Amazon.co.uk marked a new milestone for the popularity of e-books today when it reported that the digital format was now outselling printed books on its platform.
The online retailer, which first started selling books in the UK in 1998, said that so far this year, Amazon.co.uk had sold 114 Kindle books for every 100 printed books sold. The figure excludes free Kindle books and includes printed books which are not available in a Kindle edition.
The company, which now has more than a million titles in its e-book catalogue, says that Kindle shoppers are more likely to buy more books. On average, it says, UK Kindle readers buy four times as many books as they did before they had a Kindle – and continue to buy physical copies at the same time as digital ones.
The news comes two years after the Kindle was introduced in the UK in August 2010. By May 2011 sales of Kindle books had overtaken sales of hardback books, and today the retailer said they had overtaken the combined total sales of both hardback and paperback books.
“Customers in the UK are now choosing Kindle books more often than print books, even as our print business continues to grow,” said Jorrit Van der Meulen, vice president of Kindle EU. “We hit this milestone in the US less than four years after introducing Kindle, so to reach this landmark after just two years in the UK is remarkable and shows how quickly UK readers are embracing Kindle.”

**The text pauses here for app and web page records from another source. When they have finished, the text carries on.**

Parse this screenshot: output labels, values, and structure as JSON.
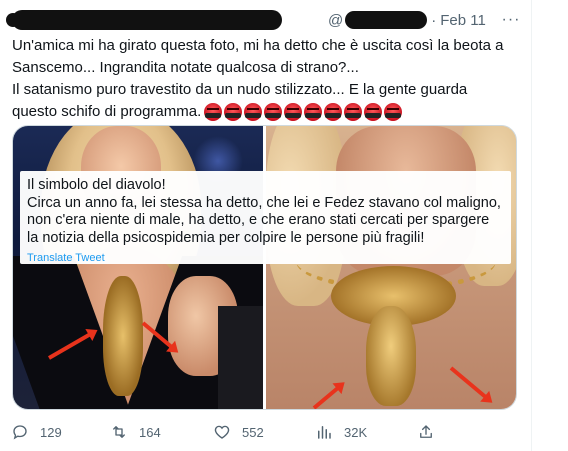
{
  "tweet": {
    "handle_prefix": "@",
    "separator": "·",
    "date": "Feb 11",
    "more_label": "···",
    "text_lines": [
      "Un'amica mi ha girato questa foto, mi ha detto che è uscita così la beota a",
      "Sanscemo... Ingrandita notate qualcosa di strano?...",
      "Il satanismo puro travestito da un nudo stilizzato... E la gente guarda",
      "questo schifo di programma."
    ],
    "emoji_icon": "angry-face-symbols-icon",
    "emoji_count": 10
  },
  "media": {
    "caption_lines": [
      "Il simbolo del diavolo!",
      "Circa un anno fa, lei stessa ha detto, che lei e Fedez stavano col maligno,",
      "non c'era niente di male, ha detto, e che erano stati cercati per spargere",
      "la notizia della psicospidemia per colpire le persone più fragili!"
    ],
    "translate_label": "Translate Tweet",
    "arrow_color": "#e8331c"
  },
  "actions": {
    "replies": "129",
    "retweets": "164",
    "likes": "552",
    "views": "32K"
  },
  "colors": {
    "text": "#0f1419",
    "muted": "#536471",
    "link": "#1d9bf0",
    "border": "#cfd9de"
  }
}
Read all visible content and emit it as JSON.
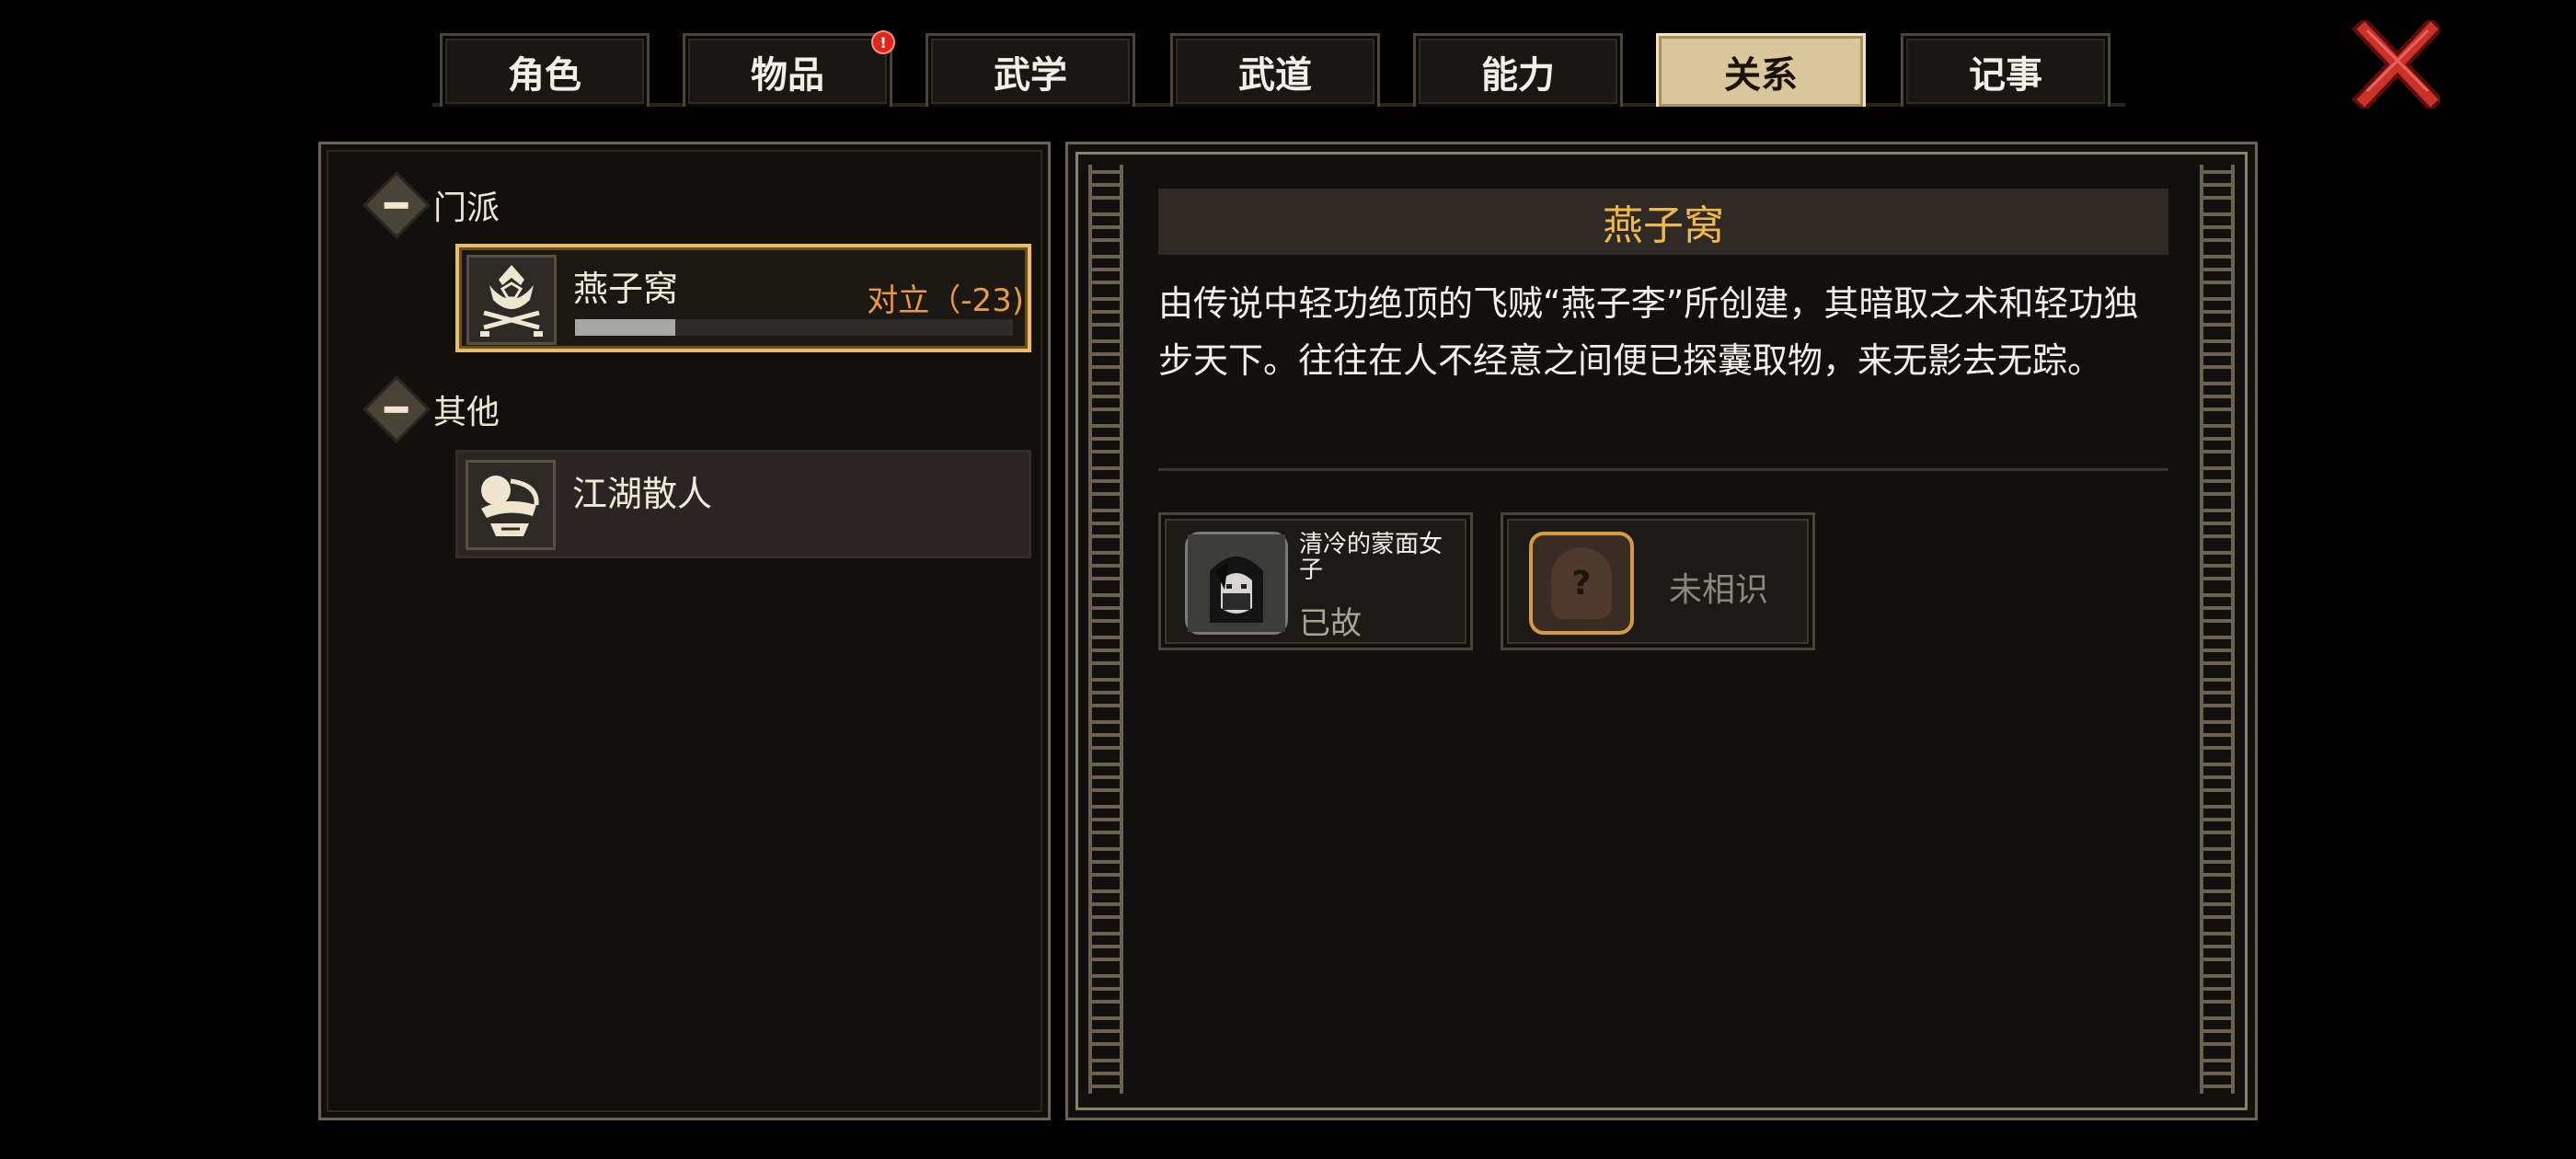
{
  "tabs": [
    {
      "label": "角色",
      "active": false
    },
    {
      "label": "物品",
      "active": false,
      "badge": "!"
    },
    {
      "label": "武学",
      "active": false
    },
    {
      "label": "武道",
      "active": false
    },
    {
      "label": "能力",
      "active": false
    },
    {
      "label": "关系",
      "active": true
    },
    {
      "label": "记事",
      "active": false
    }
  ],
  "close_icon": "close-x-icon",
  "categories": [
    {
      "label": "门派",
      "items": [
        {
          "name": "燕子窝",
          "status": "对立（-23)",
          "relation_fill": 0.23,
          "emblem": "sect-emblem-icon",
          "selected": true
        }
      ]
    },
    {
      "label": "其他",
      "items": [
        {
          "name": "江湖散人",
          "emblem": "wanderer-emblem-icon",
          "selected": false
        }
      ]
    }
  ],
  "detail": {
    "title": "燕子窝",
    "description": "由传说中轻功绝顶的飞贼“燕子李”所创建，其暗取之术和轻功独步天下。往往在人不经意之间便已探囊取物，来无影去无踪。",
    "npcs": [
      {
        "name": "清冷的蒙面女子",
        "status": "已故"
      },
      {
        "name": "",
        "status": "未相识",
        "unknown_mark": "?"
      }
    ]
  },
  "colors": {
    "accent_gold": "#efb84a",
    "status_hostile": "#e79a43",
    "active_tab": "#d9c69b",
    "close_red": "#c8322a"
  }
}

The top 10 most popular authors bought for the Kindle from Amazon.co.uk are EL James, Suzanne Collins, Stieg Larsson, James Patterson, Lee Child, Nick Spalding, S.J. Watson, George RR Martin, Katia Lief and Kerry Wilkinson. Three of these, Nick Spalding, Katia Lief and Kerry Wilkinson, are published through Kindle Direct Publishing, which allows authors to publish their own work directly.
Our view: There’s been a lot of uncertainty about what the effect of e-book sales will be on book sales in general. Allied with a fear that digital sales would cannibalise hard-copy sales, there’s been nervousness that printed book sales might not survive the advent of digital. That’s why for us, the most interesting line to come out of this news is this one: “Kindle owners continue to buy physical books as well.” Allied to Amazon’s figures that also show Kindle owners buy four times as many books as they did previously (though presumably this means that they buy four times as many books on Amazon as they did before), there’s a strong suggestion that e-readers may have helped to reestablish interest in a wide variety of books, rather than killing off the printed version.
Could it be that the primary effect of e-book sales has been to encourage shoppers to buy in a wide range of format – depending on the purpose of the transaction. We’re sure that the digitally downloaded book has yet to take off for birthday and Christmas presents, a significant part of the book market.
This multiformat approach seems to mirror the multichannel nature of shopping, by allowing shoppers to buy in the way and at the time that is most convenient to them. To our mind that suggests that high street bookselling will remain an important part of the market. What it will look like, however, may be very different, with a need for bookshops to diversify – as many have – beyond selling books to new ways of adding value to the transaction.